    Answer by Crafty26 at 1:06 AM on Aug. 16, 2013

  • Oh and to answer the OP (even if there wasn't a question), studies can say whatever the authors want them to say.

    Answer by kmath at 9:05 AM on Aug. 16, 2013

  • There has to be a link to something new in our culture. I've believed this for years because when my children were born, autism did not exist--was unheard of.

    Answer by NannyB. at 8:46 AM on Aug. 16, 2013

  • I've always said pitocin was the drug of the devil. I now have another reason to believe it!

    Answer by gdiamante at 12:50 AM on Aug. 16, 2013

  • I read the study the other day. My 3rd was induced and she's typical, my oldest was not induced and he has autism - go figure.

    Answer by missanc at 9:15 AM on Aug. 16, 2013

  • OK

    Answer by DJDNY at 7:11 AM on Aug. 16, 2013

  • Oh and to answer the OP (even if there wasn't a question), studies can say whatever the authors want them to say.

    I agree. I didn't post this because of my opinion on the matter--I don't have an opinion one way or the other since I'm not a doctor or a scientist. I posted this because there are a lot of moms on Answers whose children have autism, and I THOUGHT the article might interest some of them. Ongoing research intrigues me.

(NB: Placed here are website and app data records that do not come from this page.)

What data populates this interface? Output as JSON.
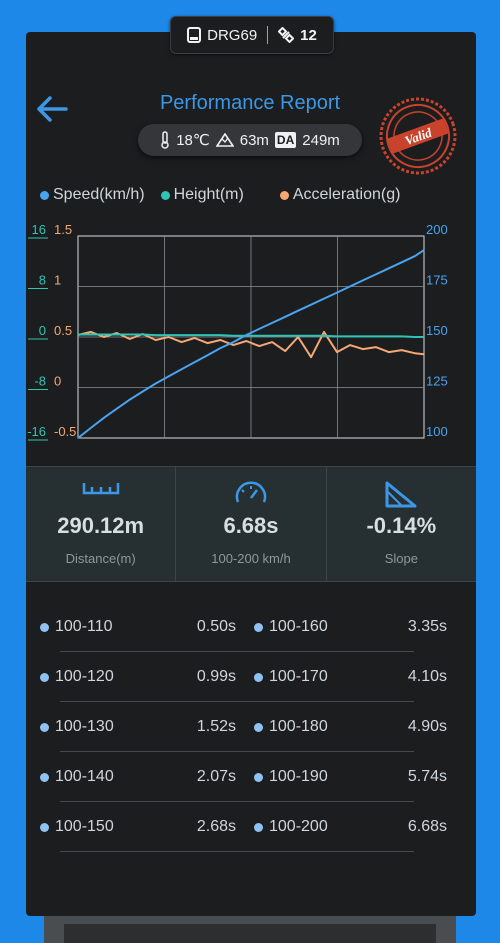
{
  "topbar": {
    "device_name": "DRG69",
    "satellite_count": "12"
  },
  "header": {
    "title": "Performance Report",
    "temperature": "18℃",
    "altitude": "63m",
    "density_altitude_badge": "DA",
    "density_altitude": "249m",
    "stamp_text": "Valid"
  },
  "legend": [
    {
      "label": "Speed(km/h)",
      "color": "#4aa3f0"
    },
    {
      "label": "Height(m)",
      "color": "#2ec4b6"
    },
    {
      "label": "Acceleration(g)",
      "color": "#f5a874"
    }
  ],
  "chart_data": {
    "type": "line",
    "x": [
      0,
      0.25,
      0.5,
      0.75,
      1,
      1.25,
      1.5,
      1.75,
      2,
      2.25,
      2.5,
      2.75,
      3,
      3.25,
      3.5,
      3.75,
      4,
      4.25,
      4.5,
      4.75,
      5,
      5.25,
      5.5,
      5.75,
      6,
      6.25,
      6.5,
      6.68
    ],
    "axes": {
      "height_left": {
        "ticks": [
          "16",
          "8",
          "0",
          "-8",
          "-16"
        ],
        "ylim": [
          -16,
          16
        ],
        "color": "#2ec4b6"
      },
      "acceleration_left": {
        "ticks": [
          "1.5",
          "1",
          "0.5",
          "0",
          "-0.5"
        ],
        "ylim": [
          -0.5,
          1.5
        ],
        "color": "#f5a874"
      },
      "speed_right": {
        "ticks": [
          "200",
          "175",
          "150",
          "125",
          "100"
        ],
        "ylim": [
          100,
          200
        ],
        "color": "#4aa3f0"
      }
    },
    "grid": true,
    "series": [
      {
        "name": "Speed(km/h)",
        "color": "#4aa3f0",
        "values": [
          100,
          105,
          110,
          114.5,
          119,
          123,
          127,
          130.5,
          134,
          137.5,
          141,
          144.5,
          147.5,
          151,
          154,
          157,
          160,
          163,
          166,
          169,
          172,
          175,
          178,
          181,
          184,
          187,
          190,
          193
        ]
      },
      {
        "name": "Height(m)",
        "color": "#2ec4b6",
        "values": [
          0.4,
          0.4,
          0.4,
          0.4,
          0.4,
          0.4,
          0.3,
          0.3,
          0.3,
          0.3,
          0.3,
          0.3,
          0.2,
          0.2,
          0.2,
          0.2,
          0.2,
          0.2,
          0.2,
          0.2,
          0.1,
          0.1,
          0.1,
          0.1,
          0.1,
          0.1,
          0.0,
          0.0
        ]
      },
      {
        "name": "Acceleration(g)",
        "color": "#f5a874",
        "values": [
          0.52,
          0.55,
          0.5,
          0.54,
          0.48,
          0.53,
          0.47,
          0.5,
          0.45,
          0.49,
          0.44,
          0.47,
          0.42,
          0.46,
          0.41,
          0.45,
          0.36,
          0.5,
          0.3,
          0.55,
          0.35,
          0.42,
          0.38,
          0.4,
          0.35,
          0.37,
          0.34,
          0.33
        ]
      }
    ]
  },
  "stats": [
    {
      "icon": "ruler-icon",
      "value": "290.12m",
      "label": "Distance(m)"
    },
    {
      "icon": "speedometer-icon",
      "value": "6.68s",
      "label": "100-200 km/h"
    },
    {
      "icon": "slope-icon",
      "value": "-0.14%",
      "label": "Slope"
    }
  ],
  "splits": [
    {
      "left_label": "100-110",
      "left_time": "0.50s",
      "right_label": "100-160",
      "right_time": "3.35s"
    },
    {
      "left_label": "100-120",
      "left_time": "0.99s",
      "right_label": "100-170",
      "right_time": "4.10s"
    },
    {
      "left_label": "100-130",
      "left_time": "1.52s",
      "right_label": "100-180",
      "right_time": "4.90s"
    },
    {
      "left_label": "100-140",
      "left_time": "2.07s",
      "right_label": "100-190",
      "right_time": "5.74s"
    },
    {
      "left_label": "100-150",
      "left_time": "2.68s",
      "right_label": "100-200",
      "right_time": "6.68s"
    }
  ]
}
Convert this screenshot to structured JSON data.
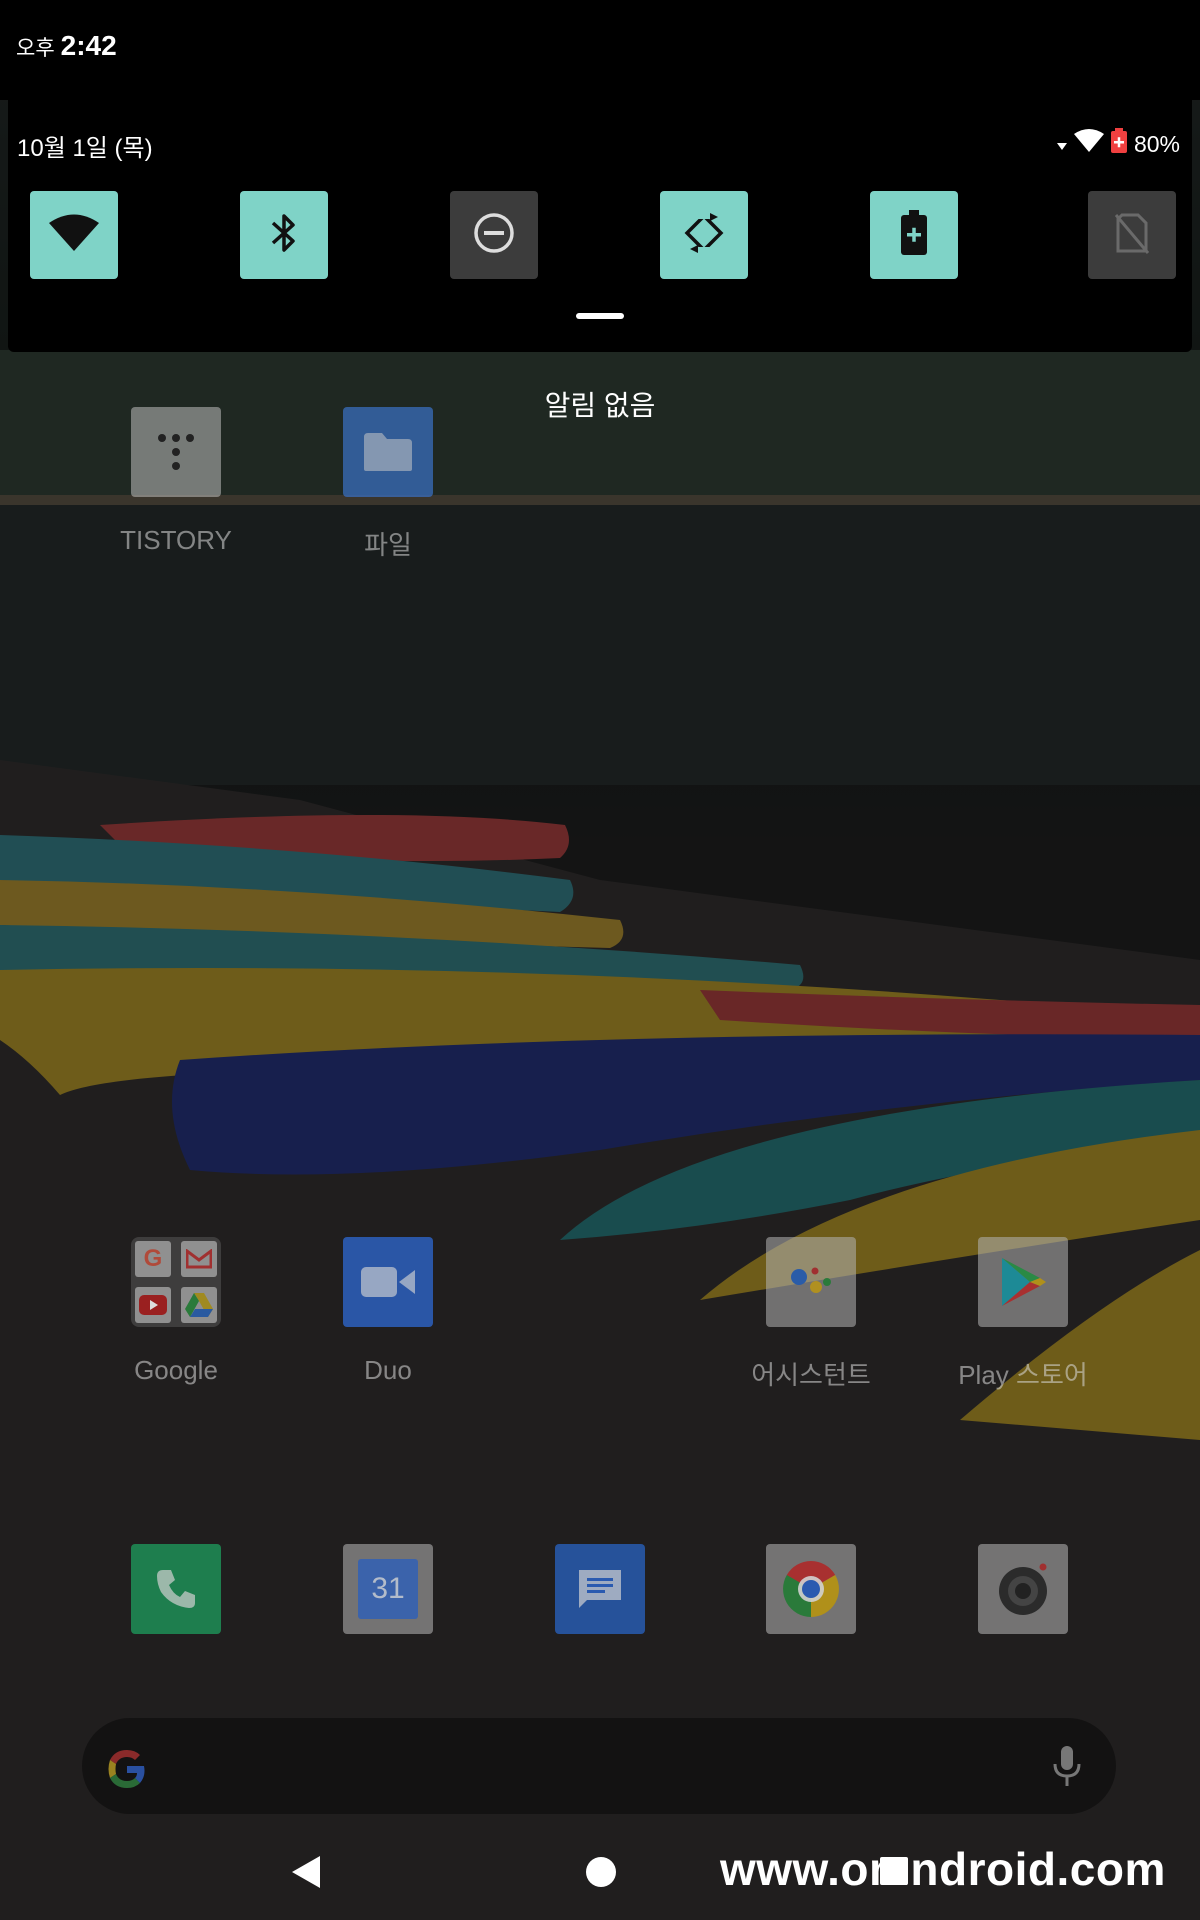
{
  "status_bar": {
    "ampm": "오후",
    "time": "2:42"
  },
  "quick_settings": {
    "date": "10월 1일 (목)",
    "battery_percent": "80%",
    "tiles": [
      {
        "name": "wifi",
        "icon": "wifi-icon",
        "state": "on"
      },
      {
        "name": "bluetooth",
        "icon": "bluetooth-icon",
        "state": "on"
      },
      {
        "name": "do-not-disturb",
        "icon": "do-not-disturb-icon",
        "state": "off"
      },
      {
        "name": "auto-rotate",
        "icon": "auto-rotate-icon",
        "state": "on"
      },
      {
        "name": "battery-saver",
        "icon": "battery-saver-icon",
        "state": "on"
      },
      {
        "name": "no-sim",
        "icon": "no-sim-icon",
        "state": "off"
      }
    ]
  },
  "notifications": {
    "empty_text": "알림 없음"
  },
  "home": {
    "row1": [
      {
        "label": "TISTORY",
        "icon": "tistory-icon"
      },
      {
        "label": "파일",
        "icon": "folder-icon"
      }
    ],
    "row2": [
      {
        "label": "Google",
        "icon": "google-folder-icon"
      },
      {
        "label": "Duo",
        "icon": "duo-icon"
      },
      {
        "label": "어시스턴트",
        "icon": "assistant-icon"
      },
      {
        "label": "Play 스토어",
        "icon": "play-store-icon"
      }
    ],
    "dock": [
      {
        "icon": "phone-icon"
      },
      {
        "icon": "calendar-icon",
        "text": "31"
      },
      {
        "icon": "messages-icon"
      },
      {
        "icon": "chrome-icon"
      },
      {
        "icon": "camera-icon"
      }
    ]
  },
  "watermark": "www.omndroid.com",
  "colors": {
    "tile_on": "#7fd3c7",
    "tile_off": "#3c3c3c"
  }
}
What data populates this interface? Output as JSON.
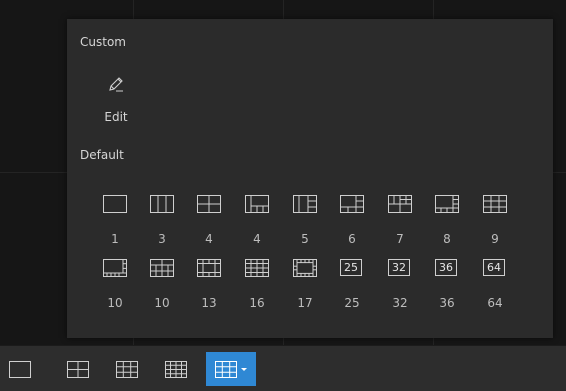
{
  "popup": {
    "custom_label": "Custom",
    "edit_label": "Edit",
    "default_label": "Default",
    "layouts_row1": [
      "1",
      "3",
      "4",
      "4",
      "5",
      "6",
      "7",
      "8",
      "9"
    ],
    "layouts_row2": [
      "10",
      "10",
      "13",
      "16",
      "17",
      "25",
      "32",
      "36",
      "64"
    ],
    "icon_numbers": {
      "n25": "25",
      "n32": "32",
      "n36": "36",
      "n64": "64"
    }
  },
  "toolbar": {
    "buttons": [
      {
        "icon": "single-view-icon"
      },
      {
        "icon": "four-view-icon"
      },
      {
        "icon": "nine-view-icon"
      },
      {
        "icon": "sixteen-view-icon"
      },
      {
        "icon": "more-layouts-icon",
        "active": true
      }
    ]
  },
  "colors": {
    "background": "#161616",
    "popup": "#2b2b2b",
    "toolbar": "#2d2d2d",
    "accent": "#2f88d4",
    "text": "#d6d6d6"
  }
}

    Comment by Ballad (original poster) at 2:22 PM on Aug. 16, 2013